Movie theaters are once again thriving, thanks to these sexy films. Will it last? Who knows? Naturally, children are not allowed to see these explicit new movies, but they'll eventually grow up and, with luck, become the next generation of ticket-buyers.

Wood trademarks: Hollywood history (cf. Hollywood Rat Race); history of sex in films (cf. "What Would We Have Done Without Them?"); mention of classic cowboy stars Tom Mix and Buck Jones (two of Eddie's real-life heroes); random use of italics (cf. "Filth is the Name for a Tramp," "Cease to Exist"); ellipses (Eddie's favorite... punctuation).

Excerpt: "Nudity hit the screen in all its glorious body exposing delights. Slight nudity had been seen from time to time in foreign films and those theatres which showed such things were about the only ones who were surviving during those disasterous [sic] years for Hollywood."

Reflections: Edward D. Wood, Jr. always loved movies and grew up wanting to be part of the film industry. I believe that, if he'd had his druthers, he'd have made old-fashioned Westerns with white-hatted heroes and black-hatted villains. Either that, or Gothic horror films in the Universal tradition. The simple cowboy pictures and spooky Dracula derivatives that Ed preferred were already falling out of favor by the time he arrived in California in the late 1940s, however, so he made films that were more in sync with the public's tastes. For most of the '50s, this meant science-fiction (Plan 9 from Outer Space, Bride of the Monster) and crime drama (Jail Bait, The Violent Years).

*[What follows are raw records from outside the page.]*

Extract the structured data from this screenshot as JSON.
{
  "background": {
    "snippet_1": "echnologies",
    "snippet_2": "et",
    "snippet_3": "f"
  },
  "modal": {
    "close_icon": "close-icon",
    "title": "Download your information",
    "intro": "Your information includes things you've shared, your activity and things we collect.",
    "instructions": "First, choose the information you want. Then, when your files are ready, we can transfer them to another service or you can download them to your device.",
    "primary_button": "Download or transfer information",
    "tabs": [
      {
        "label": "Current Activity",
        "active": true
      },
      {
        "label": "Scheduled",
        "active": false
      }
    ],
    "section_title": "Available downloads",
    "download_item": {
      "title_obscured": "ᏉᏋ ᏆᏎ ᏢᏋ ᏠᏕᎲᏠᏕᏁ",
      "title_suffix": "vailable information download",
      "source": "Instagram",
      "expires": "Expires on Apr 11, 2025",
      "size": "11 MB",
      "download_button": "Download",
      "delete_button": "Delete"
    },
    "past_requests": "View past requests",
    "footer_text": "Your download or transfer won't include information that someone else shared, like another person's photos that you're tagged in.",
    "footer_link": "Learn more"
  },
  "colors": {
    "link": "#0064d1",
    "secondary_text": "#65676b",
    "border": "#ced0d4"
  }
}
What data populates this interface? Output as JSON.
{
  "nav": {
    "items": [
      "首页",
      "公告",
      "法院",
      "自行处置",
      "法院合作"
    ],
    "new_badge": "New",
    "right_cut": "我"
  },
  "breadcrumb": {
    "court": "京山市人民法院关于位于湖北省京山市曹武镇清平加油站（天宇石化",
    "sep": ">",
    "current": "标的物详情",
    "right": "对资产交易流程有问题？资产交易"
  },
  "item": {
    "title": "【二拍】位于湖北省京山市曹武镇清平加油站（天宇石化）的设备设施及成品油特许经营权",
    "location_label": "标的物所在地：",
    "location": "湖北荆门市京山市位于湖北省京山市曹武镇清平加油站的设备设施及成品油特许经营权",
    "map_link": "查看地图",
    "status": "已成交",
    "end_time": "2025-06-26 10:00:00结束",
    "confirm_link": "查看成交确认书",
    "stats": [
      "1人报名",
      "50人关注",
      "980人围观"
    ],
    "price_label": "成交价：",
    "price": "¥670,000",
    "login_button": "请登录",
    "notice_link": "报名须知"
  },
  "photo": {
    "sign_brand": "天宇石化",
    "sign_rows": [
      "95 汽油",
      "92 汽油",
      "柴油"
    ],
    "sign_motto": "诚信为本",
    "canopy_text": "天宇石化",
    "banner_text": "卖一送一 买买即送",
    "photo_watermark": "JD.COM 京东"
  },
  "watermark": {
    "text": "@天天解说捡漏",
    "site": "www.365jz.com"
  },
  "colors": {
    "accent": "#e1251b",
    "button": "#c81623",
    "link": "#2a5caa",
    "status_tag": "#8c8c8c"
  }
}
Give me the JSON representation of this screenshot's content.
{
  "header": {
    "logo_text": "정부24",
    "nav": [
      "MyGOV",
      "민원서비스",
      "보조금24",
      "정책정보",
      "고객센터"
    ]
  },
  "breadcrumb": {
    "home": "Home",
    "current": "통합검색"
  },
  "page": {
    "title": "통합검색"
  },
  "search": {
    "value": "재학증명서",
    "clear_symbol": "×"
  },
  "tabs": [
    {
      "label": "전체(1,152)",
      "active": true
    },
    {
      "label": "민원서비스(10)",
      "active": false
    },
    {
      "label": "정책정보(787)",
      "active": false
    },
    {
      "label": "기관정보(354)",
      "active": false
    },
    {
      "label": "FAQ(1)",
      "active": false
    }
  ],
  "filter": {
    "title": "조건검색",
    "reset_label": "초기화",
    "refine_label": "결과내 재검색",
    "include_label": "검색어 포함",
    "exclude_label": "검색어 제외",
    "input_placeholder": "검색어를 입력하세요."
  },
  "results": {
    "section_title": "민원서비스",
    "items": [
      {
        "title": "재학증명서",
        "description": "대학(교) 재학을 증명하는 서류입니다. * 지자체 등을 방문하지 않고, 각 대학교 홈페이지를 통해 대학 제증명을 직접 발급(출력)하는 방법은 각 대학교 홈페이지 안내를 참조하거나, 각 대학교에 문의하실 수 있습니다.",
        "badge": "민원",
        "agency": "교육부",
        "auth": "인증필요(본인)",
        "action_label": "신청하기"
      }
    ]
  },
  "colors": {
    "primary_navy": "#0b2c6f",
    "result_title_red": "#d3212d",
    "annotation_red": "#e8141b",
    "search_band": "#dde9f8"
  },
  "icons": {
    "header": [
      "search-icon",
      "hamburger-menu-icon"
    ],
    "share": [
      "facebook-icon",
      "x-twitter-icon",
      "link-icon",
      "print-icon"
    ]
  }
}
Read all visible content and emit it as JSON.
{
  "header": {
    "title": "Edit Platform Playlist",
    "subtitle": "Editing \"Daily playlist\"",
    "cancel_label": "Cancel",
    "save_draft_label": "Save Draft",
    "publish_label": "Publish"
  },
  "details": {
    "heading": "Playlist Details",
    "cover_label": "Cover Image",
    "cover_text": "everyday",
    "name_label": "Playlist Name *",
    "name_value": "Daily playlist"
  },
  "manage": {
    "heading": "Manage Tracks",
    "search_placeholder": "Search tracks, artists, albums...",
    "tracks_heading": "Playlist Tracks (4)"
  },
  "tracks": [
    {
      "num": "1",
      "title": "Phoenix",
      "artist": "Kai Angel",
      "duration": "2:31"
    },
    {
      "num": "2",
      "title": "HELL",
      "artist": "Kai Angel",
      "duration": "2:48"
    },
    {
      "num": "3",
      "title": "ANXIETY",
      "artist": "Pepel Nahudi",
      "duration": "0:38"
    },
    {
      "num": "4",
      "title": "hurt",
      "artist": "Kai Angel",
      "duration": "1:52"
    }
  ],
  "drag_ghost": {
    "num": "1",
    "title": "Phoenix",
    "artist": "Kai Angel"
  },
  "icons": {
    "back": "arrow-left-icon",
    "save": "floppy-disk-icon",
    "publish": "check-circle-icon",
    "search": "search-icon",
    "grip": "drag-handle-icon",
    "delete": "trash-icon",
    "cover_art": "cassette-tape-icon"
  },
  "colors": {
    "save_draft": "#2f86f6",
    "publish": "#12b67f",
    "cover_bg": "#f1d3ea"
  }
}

By the mid-1960s, however, Eddie's film career had bottomed out, and the only work he could get was in sexploitation and, eventually, outright pornography. That's where he'd stay for the rest of his life. While this would be a crushing blow to any ambitious artist, Ed Wood tried at least to put a positive spin on the situation. In "That's Show Biz," Ed semi-seriously argues that the nudie flick has saved Hollywood. "Perhaps this second breath for the movie business," he writes, "will be enough to cure the cancer which so nearly devoured it during the last twenty years." So there you have it. Porn cures cancer. Kind of makes you look at the industry with more respect.

Ed Wood wrote quite a bit of nonfiction over the years, much of it for publisher Bernie Bloom. Bernie would hire Ed to write short stories for his mags and stroke books, but he also used nonfiction articles like "That's Show Biz" to pad out his publications. A lot of these articles are what I'd call capsule histories or pocket histories of topics related to sex, movies, crime, the occult, etc. The college articles I reviewed a few weeks ago are good examples. Eddie rarely includes specific dates or facts in these articles, and he uses real names only sparingly. My supposition, then, is that he did these with zero research and instead relied on his own memories.

Did anyone even read these articles back in the 1970s? People just bought these magazines for the pictures, right? Well, Hot Flicks, vol, 1, no. 1 carries a cover price of $4. That's nearly $25 in today's money. This was not a cheap product. So the porn connoisseur might want to get his money's worth out of this issue by reading every bit of text it contained.